Overarching principles for organizing efficient public services should revolve around two main dimensions. First, we need to have proactive governance, facilitating citizens in the process of collecting relevant information on the services they need. Secondly, almost as a consequence, the public sector must automate routine processes, allowing people to concentrate on more productive, creative tasks.
Kristo Vaher, as Chief Technology Officer of the Government of Estonia, laid out the foundation for the next generation of e-services in the country. In an insightful white paper recently published, and widely discussed, he highlights how service provision can be streamlined to offer the best performance to citizens. But this cannot happen if public sector entities do not intervene on their process.
It is not desirable to just move to the digital field processes and services that do not meet efficiency criteria. Technology alone does not improve services just by default. Next-generation e-services must be informed by a domain-driven design, and a citizen-first approach. From baseline technology architecture to communication, and single gateways to access services, the focus in Estonia lies on life events and governmental proactivity.
Autonomous event microservice-driven architecture is the way forward. According to Vaher, this will be achieved by shifting from the current, end-to-end interoperability model powered by X-Road, to event-driven, loosely coupled services in an X-Room concept. Getting past the currently siloed distribution of information and services is crucial. The result? Strengthened, increased interoperability between information systems, providing services to the citizen in a more holistic way. Governmental virtual assistants can be the endpoint of this process, interacting with citizens to grasp their needs, and offer the best option to what they are looking for.
Live Discussion – e-Governance Practitioners Roundtable
Ranging from roadmap experiences in developing countries, to cybersecurity and Estonia’s own path towards cutting-edge e-governance, participants reviewed the main topics discussed throughout the morning sessions of this first day of e-Governance Conference 2020.
Our Conference platform allows the audience to take part in the discussion and ask questions to experts. Many of these came from all viewers all around the world, as over 200 people have been constantly watching the live chat. Inevitably, the impact of the current Covid-19 crisis has been one of the talking points.
Digital maturity, indeed, is not only about realizing where we stand in terms of institutional and technical capabilities. It also requires us to analyze unexpected, challenging situations, and understand how to overcome them. In times when physical service provision has been forcefully disrupted by the pandemic crisis, the advantages of rolling out online services have become clearer as ever.
As emerged from our instant poll carried out among viewers throughout the morning, governments may have different focus areas in terms of capacity building.

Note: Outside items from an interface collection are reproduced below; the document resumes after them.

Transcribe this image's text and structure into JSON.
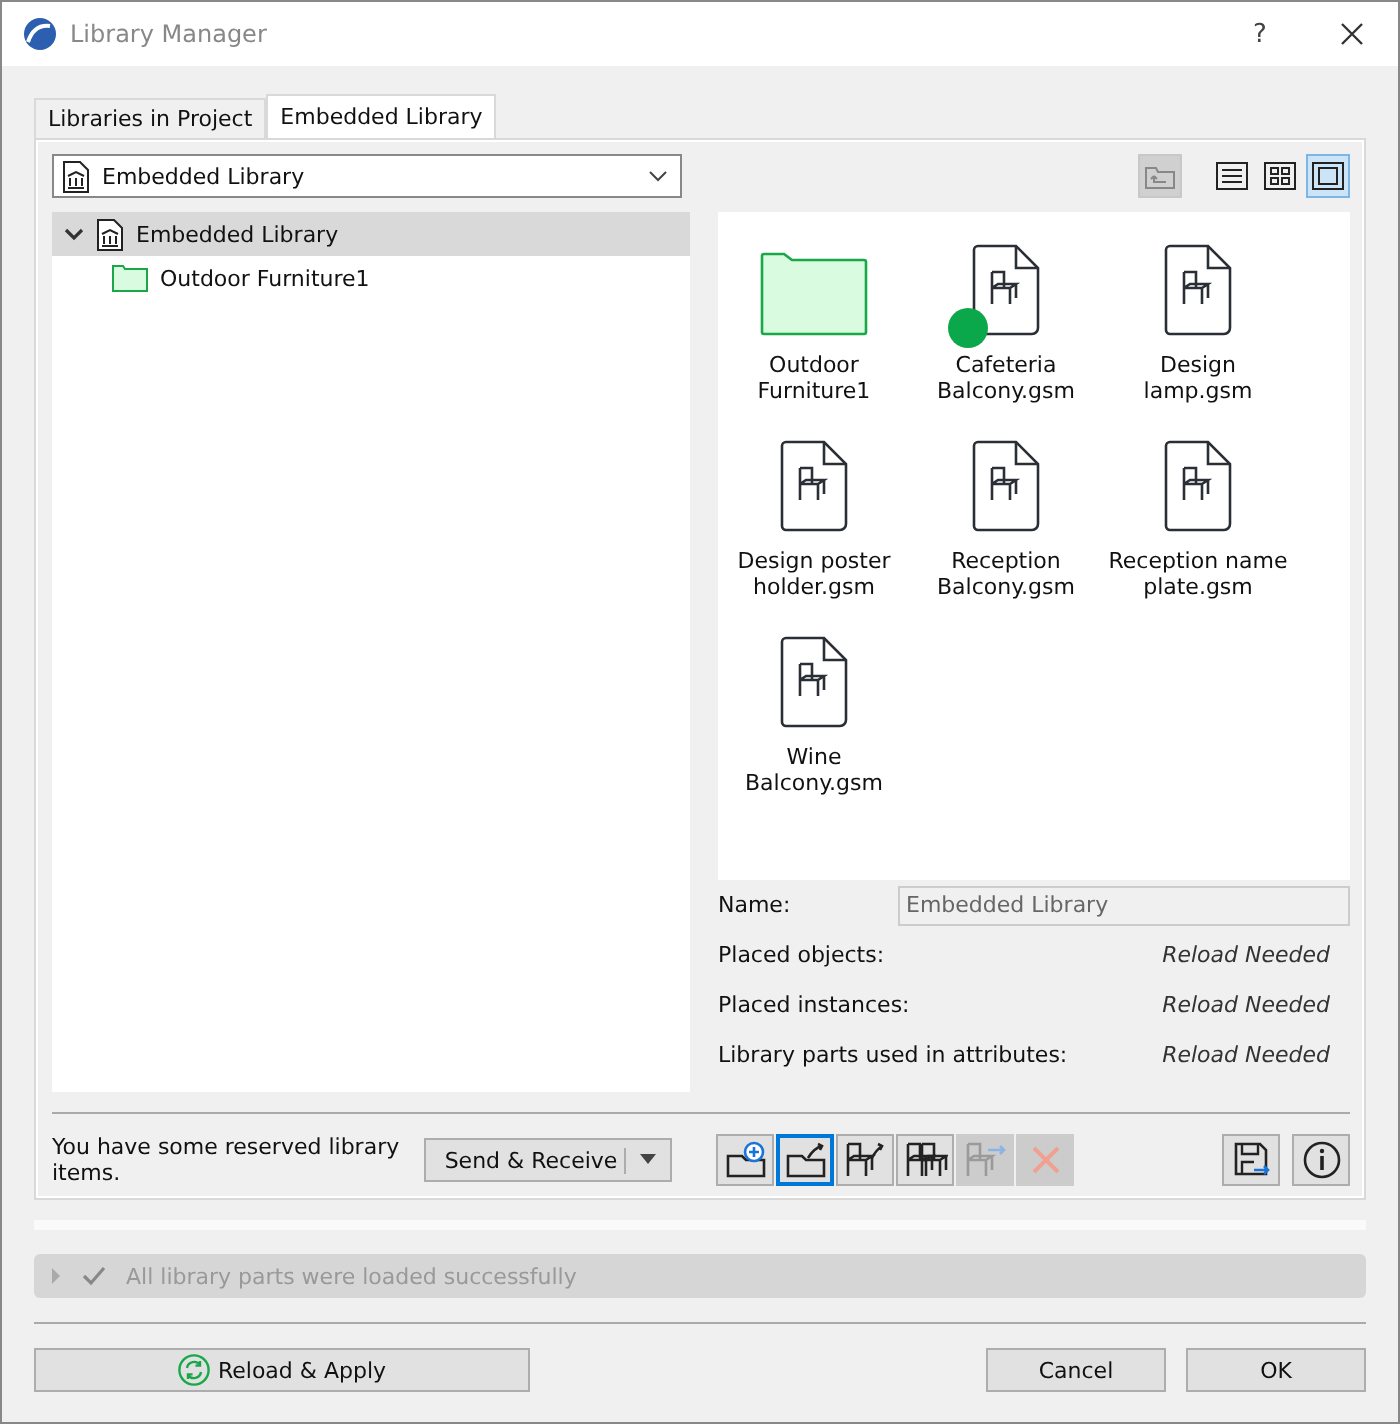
{
  "window": {
    "title": "Library Manager",
    "help": "?"
  },
  "tabs": [
    {
      "label": "Libraries in Project",
      "selected": false
    },
    {
      "label": "Embedded Library",
      "selected": true
    }
  ],
  "library_dropdown": {
    "value": "Embedded Library"
  },
  "view_buttons": [
    {
      "kind": "list",
      "selected": false
    },
    {
      "kind": "thumbs",
      "selected": false
    },
    {
      "kind": "preview",
      "selected": true
    }
  ],
  "tree": [
    {
      "label": "Embedded Library",
      "kind": "library",
      "expanded": true,
      "selected": true,
      "children": [
        {
          "label": "Outdoor Furniture1",
          "kind": "folder",
          "selected": false
        }
      ]
    }
  ],
  "items": [
    {
      "label": "Outdoor Furniture1",
      "kind": "folder",
      "reserved": false
    },
    {
      "label": "Cafeteria Balcony.gsm",
      "kind": "object",
      "reserved": true
    },
    {
      "label": "Design lamp.gsm",
      "kind": "object",
      "reserved": false
    },
    {
      "label": "Design poster holder.gsm",
      "kind": "object",
      "reserved": false
    },
    {
      "label": "Reception Balcony.gsm",
      "kind": "object",
      "reserved": false
    },
    {
      "label": "Reception name plate.gsm",
      "kind": "object",
      "reserved": false
    },
    {
      "label": "Wine Balcony.gsm",
      "kind": "object",
      "reserved": false
    }
  ],
  "name_field": {
    "label": "Name:",
    "value": "Embedded Library",
    "disabled": true
  },
  "info_rows": [
    {
      "label": "Placed objects:",
      "value": "Reload Needed"
    },
    {
      "label": "Placed instances:",
      "value": "Reload Needed"
    },
    {
      "label": "Library parts used in attributes:",
      "value": "Reload Needed"
    }
  ],
  "reserved_message": "You have some reserved library items.",
  "send_receive_button": {
    "label": "Send & Receive"
  },
  "toolbar": [
    {
      "kind": "add-folder",
      "disabled": false,
      "selected": false
    },
    {
      "kind": "export-folder",
      "disabled": false,
      "selected": true
    },
    {
      "kind": "export-object",
      "disabled": false,
      "selected": false
    },
    {
      "kind": "objects",
      "disabled": false,
      "selected": false
    },
    {
      "kind": "move-object",
      "disabled": true,
      "selected": false
    },
    {
      "kind": "delete",
      "disabled": true,
      "selected": false
    }
  ],
  "status_bar": {
    "message": "All library parts were loaded successfully",
    "expanded": false
  },
  "buttons": [
    {
      "label": "Reload & Apply",
      "kind": "reload"
    },
    {
      "label": "Cancel",
      "kind": "plain"
    },
    {
      "label": "OK",
      "kind": "plain"
    }
  ]
}
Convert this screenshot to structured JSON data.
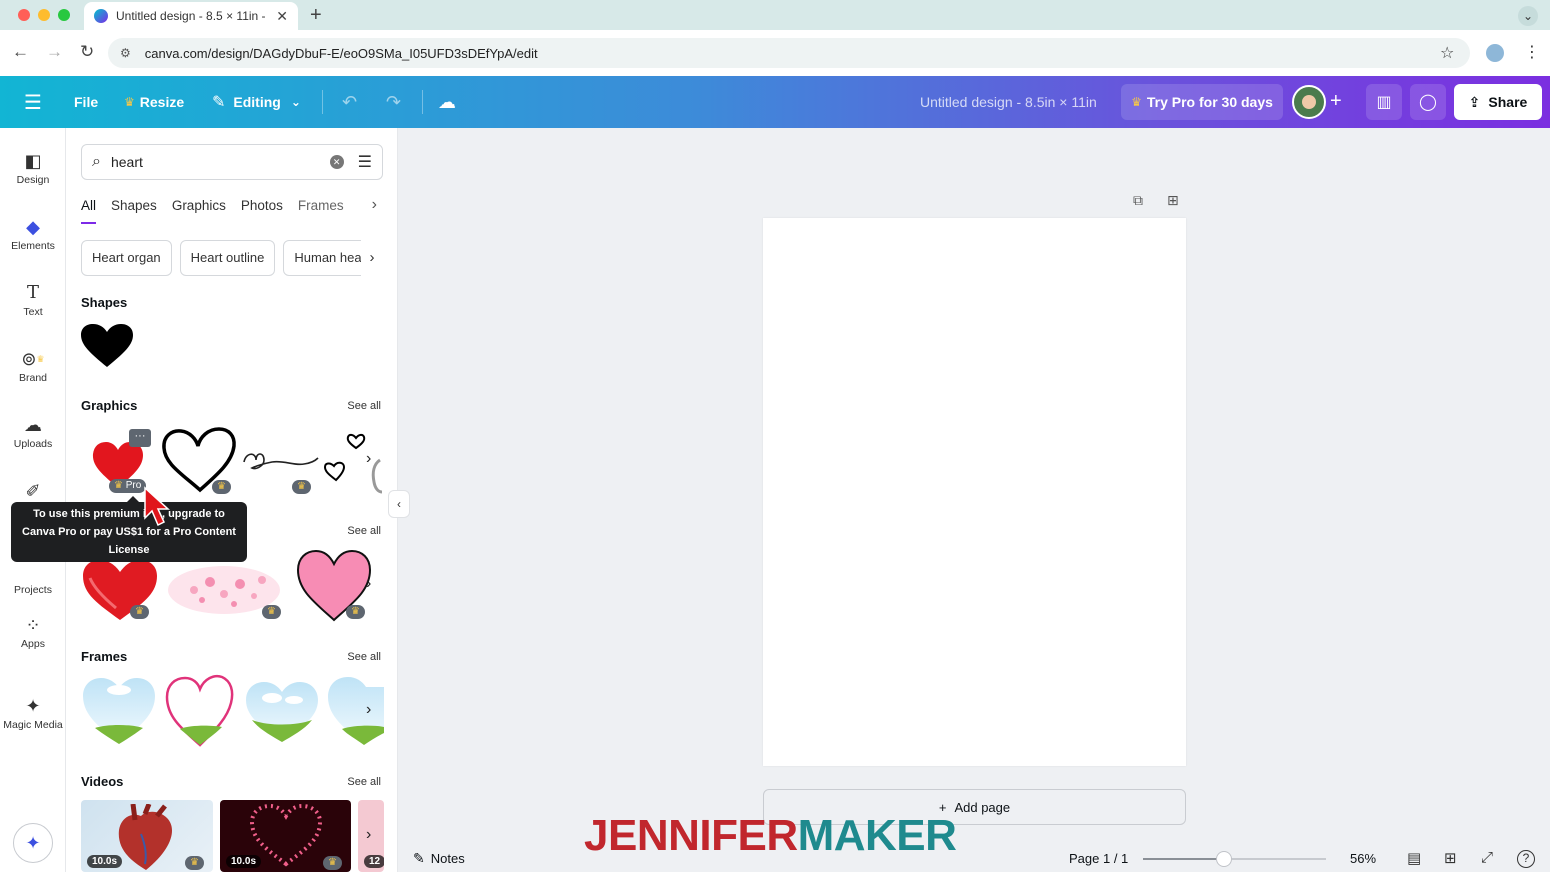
{
  "browser": {
    "tab_title": "Untitled design - 8.5 × 11in -",
    "tab_close": "✕",
    "new_tab": "+",
    "url": "canva.com/design/DAGdyDbuF-E/eoO9SMa_I05UFD3sDEfYpA/edit"
  },
  "topbar": {
    "file": "File",
    "resize": "Resize",
    "editing": "Editing",
    "doc_title": "Untitled design - 8.5in × 11in",
    "try_pro": "Try Pro for 30 days",
    "share": "Share"
  },
  "rail": {
    "items": [
      {
        "label": "Design",
        "icon": "design-icon"
      },
      {
        "label": "Elements",
        "icon": "elements-icon"
      },
      {
        "label": "Text",
        "icon": "text-icon"
      },
      {
        "label": "Brand",
        "icon": "brand-icon"
      },
      {
        "label": "Uploads",
        "icon": "uploads-icon"
      },
      {
        "label": "Projects",
        "icon": "projects-icon"
      },
      {
        "label": "Apps",
        "icon": "apps-icon"
      },
      {
        "label": "Magic Media",
        "icon": "magic-media-icon"
      }
    ],
    "active": "Elements"
  },
  "panel": {
    "search_value": "heart",
    "tabs": [
      "All",
      "Shapes",
      "Graphics",
      "Photos",
      "Frames"
    ],
    "active_tab": "All",
    "chips": [
      "Heart organ",
      "Heart outline",
      "Human hea"
    ],
    "sections": {
      "shapes": "Shapes",
      "graphics": "Graphics",
      "frames": "Frames",
      "videos": "Videos",
      "see_all": "See all"
    },
    "pro_label": "Pro",
    "tooltip": {
      "line1": "To use this premium i",
      "line1b": ", upgrade to",
      "line2": "Canva Pro or pay US$1 for a Pro Content",
      "line3": "License"
    },
    "videos": [
      {
        "length": "10.0s"
      },
      {
        "length": "10.0s"
      },
      {
        "length": "12"
      }
    ]
  },
  "canvas": {
    "add_page": "Add page",
    "watermark_a": "JENNIFER",
    "watermark_b": "MAKER"
  },
  "bottombar": {
    "notes": "Notes",
    "page": "Page 1 / 1",
    "zoom_percent": 56,
    "zoom_label": "56%"
  },
  "colors": {
    "accent": "#7d2ae8",
    "crown": "#f7c847",
    "watermark_red": "#c1272d",
    "watermark_teal": "#1f8a8e"
  }
}
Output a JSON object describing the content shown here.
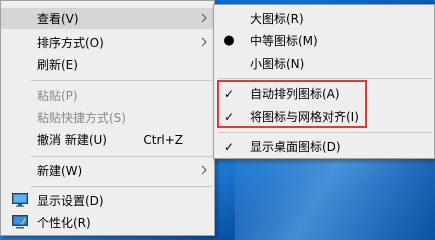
{
  "main_menu": {
    "view": "查看(V)",
    "sort_by": "排序方式(O)",
    "refresh": "刷新(E)",
    "paste": "粘贴(P)",
    "paste_shortcut": "粘贴快捷方式(S)",
    "undo_new": "撤消 新建(U)",
    "undo_shortcut": "Ctrl+Z",
    "new": "新建(W)",
    "display_settings": "显示设置(D)",
    "personalize": "个性化(R)"
  },
  "view_submenu": {
    "large_icons": "大图标(R)",
    "medium_icons": "中等图标(M)",
    "small_icons": "小图标(N)",
    "auto_arrange": "自动排列图标(A)",
    "align_to_grid": "将图标与网格对齐(I)",
    "show_desktop_icons": "显示桌面图标(D)",
    "selected_size": "medium_icons",
    "checked_items": [
      "auto_arrange",
      "align_to_grid",
      "show_desktop_icons"
    ]
  },
  "colors": {
    "menu_bg": "#eeeeee",
    "hover_bg": "#d6d6d6",
    "highlight_border": "#e03b3b",
    "disabled_text": "#8a8a8a"
  }
}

Top 3 responses listed digital identity, interoperability solutions, and population management issues as the main efforts governments are currently going through in terms of digitalization.
However, whether the aim is to establish core enablers, or advance in digitalization strategies, one conclusion is evident. As Linnar Viik said, “Nobody can say that going forward in a digital way is not possible, after what we have witnessed in the first half of this year.”
The e-Governance Conference is an annual event aimed at international digital development cooperation. It has been organised by the e-Governance Academy (eGA) in cooperation with the Estonian Ministry of Foreign Affairs since 2015. This year, it takes place online. The event provides participants with a unique opportunity to discuss governments’ current challenges in helping citizens to manage their lives and businesses online.
The conference is supported by the Ministry of Foreign Affairs, the Swedish Government, the U-LEAD with Europe program, the Ministry of Economic Affairs and Communications, the City of Tallinn, Intel, Google and Microsoft.